“And I guess that’s maybe why it hit 2000 times harder, because I hid it from them. My wife didn’t know. I’m considered a confident, strong, high-performing person and all of a sudden, I am not. I was this shell. I sing about this in Archaic Rage. I was this shell not wanting to do anything. Not to sleep, not to breathe, not to feel hope, nothing. It’s not important anymore. The only thing that was important was that I could pay my bills and that I could be in one room at home. As long as I had Carina and Serena with me, I didn’t care about anything else in the world. The analogy in the concept of the battlefields and the war, it is here. The barricades that I had to tear down are in here” points to head.
The strength and courage that Tom demonstrates is a credit to him and I feel an even greater respect for the guy than ever before. I joined Evergrey for a couple of days during their ‘Glorious Collision’ European tour and didn’t have the faintest idea how much Tom was suffering internally. As it turns out, neither did his bandmates at that time, as Johan admits simply.

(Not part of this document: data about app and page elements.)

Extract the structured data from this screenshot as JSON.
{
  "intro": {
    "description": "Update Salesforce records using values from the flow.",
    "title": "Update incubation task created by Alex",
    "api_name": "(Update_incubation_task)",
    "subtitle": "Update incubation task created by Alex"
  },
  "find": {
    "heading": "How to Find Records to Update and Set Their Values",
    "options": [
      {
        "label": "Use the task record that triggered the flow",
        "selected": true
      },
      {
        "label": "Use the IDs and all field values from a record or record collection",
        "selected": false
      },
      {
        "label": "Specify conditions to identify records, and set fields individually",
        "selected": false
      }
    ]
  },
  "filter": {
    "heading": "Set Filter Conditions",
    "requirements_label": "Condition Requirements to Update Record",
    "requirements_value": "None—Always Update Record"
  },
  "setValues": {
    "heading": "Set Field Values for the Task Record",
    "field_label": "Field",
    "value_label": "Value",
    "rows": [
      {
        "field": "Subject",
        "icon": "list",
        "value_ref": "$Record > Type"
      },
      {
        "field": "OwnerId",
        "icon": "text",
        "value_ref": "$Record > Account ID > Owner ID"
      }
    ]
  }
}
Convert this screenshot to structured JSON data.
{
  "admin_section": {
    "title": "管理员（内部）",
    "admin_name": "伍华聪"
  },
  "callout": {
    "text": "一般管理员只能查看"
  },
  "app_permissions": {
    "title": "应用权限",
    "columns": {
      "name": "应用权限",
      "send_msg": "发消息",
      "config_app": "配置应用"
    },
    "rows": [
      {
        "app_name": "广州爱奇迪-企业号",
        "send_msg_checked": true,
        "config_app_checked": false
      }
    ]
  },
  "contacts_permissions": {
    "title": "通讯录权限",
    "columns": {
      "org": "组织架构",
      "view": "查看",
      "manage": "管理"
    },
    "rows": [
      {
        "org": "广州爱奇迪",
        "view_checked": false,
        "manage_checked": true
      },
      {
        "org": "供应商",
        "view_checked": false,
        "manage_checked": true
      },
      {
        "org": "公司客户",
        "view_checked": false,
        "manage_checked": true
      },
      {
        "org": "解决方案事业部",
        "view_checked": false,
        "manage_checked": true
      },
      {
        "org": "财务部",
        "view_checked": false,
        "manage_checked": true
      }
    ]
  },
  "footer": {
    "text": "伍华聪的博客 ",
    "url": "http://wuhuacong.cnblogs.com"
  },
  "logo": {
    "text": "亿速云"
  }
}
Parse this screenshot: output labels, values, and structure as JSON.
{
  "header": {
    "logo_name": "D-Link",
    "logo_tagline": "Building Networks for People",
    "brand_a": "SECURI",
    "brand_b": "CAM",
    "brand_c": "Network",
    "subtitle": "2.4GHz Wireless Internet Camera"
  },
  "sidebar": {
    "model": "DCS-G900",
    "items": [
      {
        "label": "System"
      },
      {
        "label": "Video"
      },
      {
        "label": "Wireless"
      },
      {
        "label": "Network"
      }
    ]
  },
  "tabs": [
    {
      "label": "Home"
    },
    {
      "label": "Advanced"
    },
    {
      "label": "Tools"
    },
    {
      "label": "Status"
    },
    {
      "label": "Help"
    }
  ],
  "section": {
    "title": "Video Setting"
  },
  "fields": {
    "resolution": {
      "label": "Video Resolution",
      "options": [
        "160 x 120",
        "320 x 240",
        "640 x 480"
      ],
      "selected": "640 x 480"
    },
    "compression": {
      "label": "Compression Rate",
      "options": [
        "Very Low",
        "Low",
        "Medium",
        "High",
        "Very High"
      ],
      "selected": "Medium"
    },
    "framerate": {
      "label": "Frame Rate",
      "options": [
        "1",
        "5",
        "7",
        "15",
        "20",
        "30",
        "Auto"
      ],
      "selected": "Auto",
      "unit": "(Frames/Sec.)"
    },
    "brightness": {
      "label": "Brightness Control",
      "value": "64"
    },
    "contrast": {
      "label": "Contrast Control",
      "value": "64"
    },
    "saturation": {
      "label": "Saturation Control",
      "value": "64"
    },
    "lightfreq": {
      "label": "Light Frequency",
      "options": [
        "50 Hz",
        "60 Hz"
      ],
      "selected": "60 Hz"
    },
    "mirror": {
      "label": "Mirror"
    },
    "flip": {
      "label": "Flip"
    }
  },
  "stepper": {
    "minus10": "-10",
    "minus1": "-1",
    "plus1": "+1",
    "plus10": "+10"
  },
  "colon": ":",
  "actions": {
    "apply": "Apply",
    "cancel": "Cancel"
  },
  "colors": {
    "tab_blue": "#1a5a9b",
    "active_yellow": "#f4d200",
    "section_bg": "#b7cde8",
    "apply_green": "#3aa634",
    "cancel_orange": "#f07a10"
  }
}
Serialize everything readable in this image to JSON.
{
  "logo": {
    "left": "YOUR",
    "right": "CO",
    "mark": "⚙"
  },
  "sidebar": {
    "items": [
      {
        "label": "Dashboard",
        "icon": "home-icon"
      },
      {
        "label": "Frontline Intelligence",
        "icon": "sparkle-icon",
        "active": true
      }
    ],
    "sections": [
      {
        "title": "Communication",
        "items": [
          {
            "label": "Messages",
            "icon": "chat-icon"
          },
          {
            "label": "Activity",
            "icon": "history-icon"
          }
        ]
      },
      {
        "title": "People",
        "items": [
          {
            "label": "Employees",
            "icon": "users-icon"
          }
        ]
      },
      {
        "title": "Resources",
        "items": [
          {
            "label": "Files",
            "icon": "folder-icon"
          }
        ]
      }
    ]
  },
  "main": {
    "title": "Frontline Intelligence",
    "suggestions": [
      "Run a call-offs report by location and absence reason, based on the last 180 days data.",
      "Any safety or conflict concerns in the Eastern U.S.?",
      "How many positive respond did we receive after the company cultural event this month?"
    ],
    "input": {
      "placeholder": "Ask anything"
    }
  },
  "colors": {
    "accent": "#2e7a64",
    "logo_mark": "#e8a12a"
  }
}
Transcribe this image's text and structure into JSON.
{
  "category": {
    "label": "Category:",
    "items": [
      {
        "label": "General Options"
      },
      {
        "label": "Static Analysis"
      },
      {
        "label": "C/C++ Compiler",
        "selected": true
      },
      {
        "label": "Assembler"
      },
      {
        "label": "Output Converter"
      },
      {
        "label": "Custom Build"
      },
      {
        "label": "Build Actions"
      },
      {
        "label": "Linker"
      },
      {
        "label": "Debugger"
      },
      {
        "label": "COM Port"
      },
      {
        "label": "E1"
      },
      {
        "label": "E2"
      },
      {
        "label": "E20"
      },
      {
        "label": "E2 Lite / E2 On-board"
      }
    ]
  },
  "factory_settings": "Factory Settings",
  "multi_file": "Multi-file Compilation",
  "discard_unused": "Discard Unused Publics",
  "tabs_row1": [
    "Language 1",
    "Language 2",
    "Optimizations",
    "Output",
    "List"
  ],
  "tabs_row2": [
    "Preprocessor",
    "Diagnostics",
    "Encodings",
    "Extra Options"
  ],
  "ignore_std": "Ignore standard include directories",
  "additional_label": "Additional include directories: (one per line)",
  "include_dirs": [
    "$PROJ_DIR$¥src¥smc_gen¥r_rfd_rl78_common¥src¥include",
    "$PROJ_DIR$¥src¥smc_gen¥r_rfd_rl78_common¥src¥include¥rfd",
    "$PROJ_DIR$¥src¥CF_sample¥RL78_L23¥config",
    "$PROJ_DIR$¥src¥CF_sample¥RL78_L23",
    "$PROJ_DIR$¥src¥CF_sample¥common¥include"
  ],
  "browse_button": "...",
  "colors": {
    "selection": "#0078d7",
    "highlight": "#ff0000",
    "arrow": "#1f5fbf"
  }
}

“He hid it very well and I never knew. It was just ‘good old Tom’ as far as I was concerned.”
“I had to deal with the rise and fall, the constant battle of being confident and insecure; one second you feel like the king of the world, the next you’re drowning in the river like in the video.”
“I have only told you so far and I only decided just now to tell you. We did a Metal Hammer show before this and I wasn’t even sure at that point what I was actually going to say, if asked. I can put it in fancy words but I don’t think it would help me or anyone else. It is just a problem with having psychological problems that nobody talks about. I think we all have them. I think I will be comfortable talking about the concept and my answer will depend on the questions I am asked. This story is also coloured by everything around me; Johan’s life, Henrik’s life, Rikards like and Jonas’s life. I don’t want to paint a picture that nobody can change or alter. However, if you want to know exactly what the album is about, I will tell you exactly what it is about. But if you want to know what the concept is more roughly, I can summarise it quite easily too without answering like I have done with you.”
Happily however, this topic ends on a positive note, once again demonstrating the admirable strength of Tom’s character.
“I’m in a good way now”, he smiles broadly. “I think it will be a lifelong…I don’t want to say fight because I’m not fighting it. But I am overly cautious now and I know the signs. I have told everyone around me what I need help with.”
Any other topic of conversation feels just a little redundant after such a revelation. However, I cannot end our interview without enquiring about the future for Evergrey. Is there one? If so, what do Johan and Tom foresee?
“We’re not expecting anything”, is the initially blunt reply from Tom.” At least, I’m not expecting anything. I am super happy for each and happy comment on Facebook that compliments us for a great song or anything. I have been in this business for too long to think anything else. However, we have discussed things and we want to be prepared in case this goes close to the roof, even if it doesn’t quite go through the roof. Whatever happens, I have realised through this album something that I’ve never truly understood – what Evergrey means to people, for real. That’s cool and that’s what I’m proud of.”